But it’s spreading outside of Zulueta, through the country’s capital and beyond, largely thanks to the most important things in sports – TV broadcast, and internet access. La Liga games regularly play on Cuban TV, the non-satellite kind available to any Cuban. Anecdotally, it dwarfs English Premier League in popularity, because of the charismatic, outsized personalities involved as much as the shared language.

At the same time, while Cubans go mad for their own national baseball teams, Major League Baseball, not so much – it’s not really shown on TV, perhaps because there are too many defectors involved.

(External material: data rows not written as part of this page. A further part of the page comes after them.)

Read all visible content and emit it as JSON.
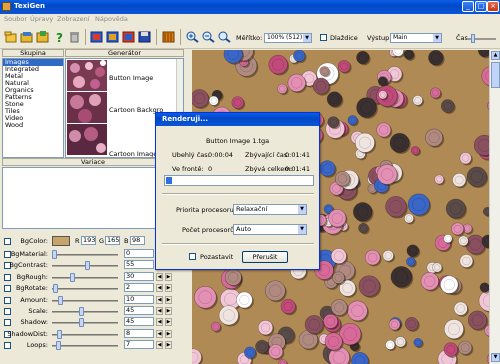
{
  "app": {
    "title": "TexiGen"
  },
  "menu": [
    "Soubor",
    "Úpravy",
    "Zobrazení",
    "Nápověda"
  ],
  "toolbar": {
    "scale_label": "Měřítko:",
    "scale_value": "100% (512)",
    "tiles_label": "Dlaždice",
    "output_label": "Výstup:",
    "output_value": "Main",
    "time_label": "Čas"
  },
  "panels": {
    "group_header": "Skupina",
    "generator_header": "Generátor",
    "variations_header": "Variace"
  },
  "groups": [
    "Images",
    "Integrated",
    "Metal",
    "Natural",
    "Organics",
    "Patterns",
    "Stone",
    "Tiles",
    "Video",
    "Wood"
  ],
  "selected_group": "Images",
  "generators": [
    "Button Image",
    "Cartoon Backgro",
    "Cartoon Image"
  ],
  "params": {
    "bgcolor_label": "BgColor:",
    "bgcolor_swatch": "#c9a46a",
    "r_label": "R",
    "r_value": "193",
    "g_label": "G",
    "g_value": "165",
    "b_label": "B",
    "b_value": "98",
    "rows": [
      {
        "label": "BgMaterial:",
        "value": "0",
        "level": 0.0
      },
      {
        "label": "BgContrast:",
        "value": "55",
        "level": 0.55
      },
      {
        "label": "BgRough:",
        "value": "30",
        "level": 0.3
      },
      {
        "label": "BgRotate:",
        "value": "2",
        "level": 0.02
      },
      {
        "label": "Amount:",
        "value": "10",
        "level": 0.1
      },
      {
        "label": "Scale:",
        "value": "45",
        "level": 0.45
      },
      {
        "label": "Shadow:",
        "value": "45",
        "level": 0.45
      },
      {
        "label": "ShadowDist:",
        "value": "8",
        "level": 0.08
      },
      {
        "label": "Loops:",
        "value": "7",
        "level": 0.07
      }
    ]
  },
  "dialog": {
    "title": "Renderuji...",
    "item": "Button Image 1.tga",
    "elapsed_label": "Ubehlý čas:",
    "elapsed_value": "0:00:04",
    "remaining_label": "Zbývající čas:",
    "remaining_value": "0:01:41",
    "queue_label": "Ve frontě:",
    "queue_value": "0",
    "total_label": "Zbývá celkem:",
    "total_value": "0:01:41",
    "progress": 0.04,
    "priority_label": "Priorita procesoru:",
    "priority_value": "Relaxační",
    "cpu_label": "Počet procesorů:",
    "cpu_value": "Auto",
    "pause_label": "Pozastavit",
    "abort_label": "Přerušit"
  },
  "icons": [
    "new-file-icon",
    "open-folder-icon",
    "save-icon",
    "help-icon",
    "delete-icon",
    "render-icon",
    "zoom-in-icon",
    "zoom-out-icon",
    "zoom-reset-icon"
  ]
}
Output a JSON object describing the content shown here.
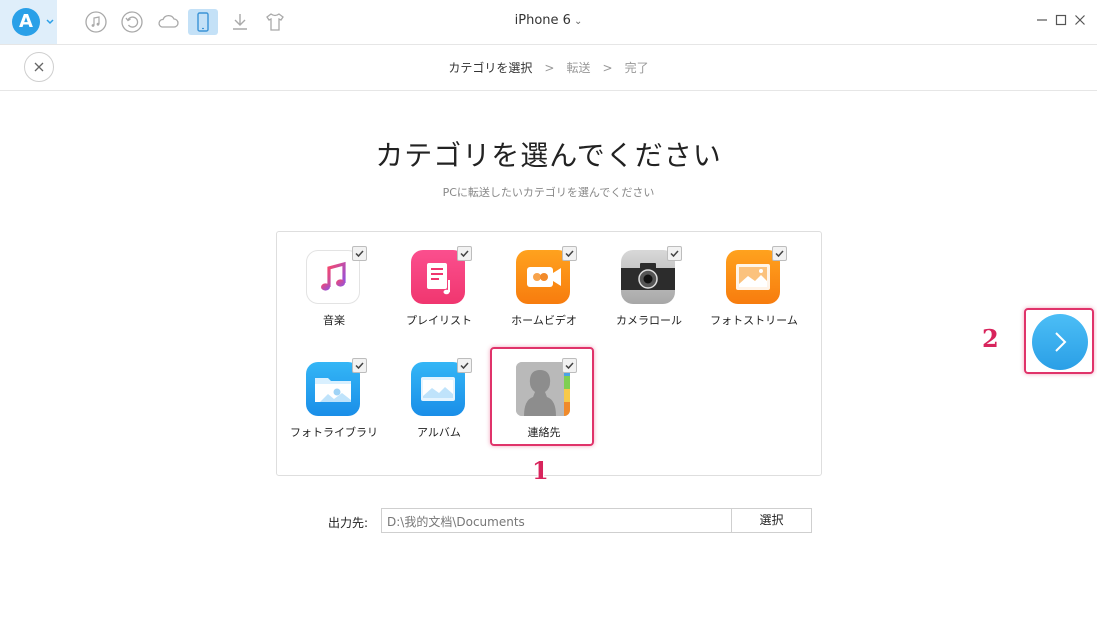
{
  "window": {
    "title": "iPhone 6",
    "title_caret": "⌄"
  },
  "toolbar": {
    "logo_letter": "A",
    "icons": [
      "music-icon",
      "restore-icon",
      "cloud-icon",
      "phone-icon",
      "download-icon",
      "tshirt-icon"
    ],
    "active_icon": "phone-icon"
  },
  "steps": {
    "current": "カテゴリを選択",
    "separator": ">",
    "second": "転送",
    "third": "完了"
  },
  "main": {
    "heading": "カテゴリを選んでください",
    "subheading": "PCに転送したいカテゴリを選んでください"
  },
  "categories": [
    {
      "label": "音楽",
      "icon": "music-app-icon",
      "checked": true
    },
    {
      "label": "プレイリスト",
      "icon": "playlist-icon",
      "checked": true
    },
    {
      "label": "ホームビデオ",
      "icon": "home-video-icon",
      "checked": true
    },
    {
      "label": "カメラロール",
      "icon": "camera-icon",
      "checked": true
    },
    {
      "label": "フォトストリーム",
      "icon": "photo-stream-icon",
      "checked": true
    },
    {
      "label": "フォトライブラリ",
      "icon": "photo-library-icon",
      "checked": true
    },
    {
      "label": "アルバム",
      "icon": "album-icon",
      "checked": true
    },
    {
      "label": "連絡先",
      "icon": "contacts-icon",
      "checked": true
    }
  ],
  "annotations": {
    "one": "1",
    "two": "2"
  },
  "output": {
    "label": "出力先:",
    "path": "D:\\我的文档\\Documents",
    "button": "選択"
  },
  "colors": {
    "accent": "#2aa0e8",
    "highlight": "#e0336a"
  }
}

Cubans knew about the recent tragic death of Marlins pitcher Jose Fernandez almost at the time it happened, but the news wasn’t officially reported on the island until days after. The international soccer scene also dovetails neatly into the off months for Cuban baseball, which runs from November to April.

You only need to wander the streets – or into a restaurant – for proof. Working late one night in my hotel, I headed down to the 24-hour basement cafeteria for some food. The cafeteria had once, seemingly, boasted a vague vintage-movies theme. Instead, though, half of it had been turned into something else: a Real Madrid café.

Cubans are famous among Latin Americans for boasting an influence disproportionate to their country’s size. (A running not-really-a-joke is how they like to claim they truly invented the first telephone, via Antonio Meucci.) In soccer, it’s no different – that wall display reads, “Real Madrid started in 1902 with four Cubans.”

We know their football program has a long way to go – anyone who watched the broadcast of the Cuba-US game, live from Estadio Pedro Marrero, saw the field condition. (US head coach Jurgen Klinsmann called it “unplayable.”) The broadcasters reminded us repeatedly that the stadium offered no running water. The Cuban national team players arrived at the game and departed on foot, toting their belongings in backpacks.

But soccer there, like everything else in the country, is a work in progress, a nexus of old and new.  It was the same, one morning, when I managed to jog by the house where my father grew up, by matter of extreme coincidence and kismet, just three blocks from my hotel. People inhabited all three floors, but the entryway was dark, the people inside sitting aimlessly in plastic chairs, or lazily looking out from top windows. And yet, just a block away, I could find an ETECSA wi-fi hotspot to send photos to family by WhatsApp.

I won’t add to the chorus of “visit Havana before it’s ruined;” that’s an attitude that damns an island of intelligent, creative people to a clueless outsider’s romanticized vision of noble economic disadvantage. But I will say “visit Havana,” if you can -- and if you won’t embarrassingly wear a fanny pack, complain about the food, or wonder why things don’t run just like they do in North America.

This is not, after all, a city “frozen in time,” as the cliché goes. It’s one whose change – economic, political, cultural, and sporting – continues apace. True, meaningful, person-to-person exchange can only help to accelerate it more.